◆ WHAT YOU HAVE TO DO
Locate the word "value" in the data below, then copy every line that holds it.

** ENTRIES SHOWN follows **

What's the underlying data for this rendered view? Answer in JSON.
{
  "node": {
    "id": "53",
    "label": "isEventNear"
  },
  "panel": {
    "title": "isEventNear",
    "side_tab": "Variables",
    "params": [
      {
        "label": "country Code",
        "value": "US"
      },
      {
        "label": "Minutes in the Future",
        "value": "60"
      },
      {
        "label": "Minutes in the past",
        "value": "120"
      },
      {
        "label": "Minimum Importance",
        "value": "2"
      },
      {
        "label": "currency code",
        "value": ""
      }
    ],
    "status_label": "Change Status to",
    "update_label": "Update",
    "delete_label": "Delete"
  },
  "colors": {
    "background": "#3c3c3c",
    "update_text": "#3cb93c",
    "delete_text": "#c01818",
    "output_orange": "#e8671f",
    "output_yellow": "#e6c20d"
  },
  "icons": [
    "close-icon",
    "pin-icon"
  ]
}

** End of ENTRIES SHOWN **

◆ OUTPUT FOR THIS TASK
        "value": "US"
        "value": "60"
        "value": "120"
        "value": "2"
        "value": ""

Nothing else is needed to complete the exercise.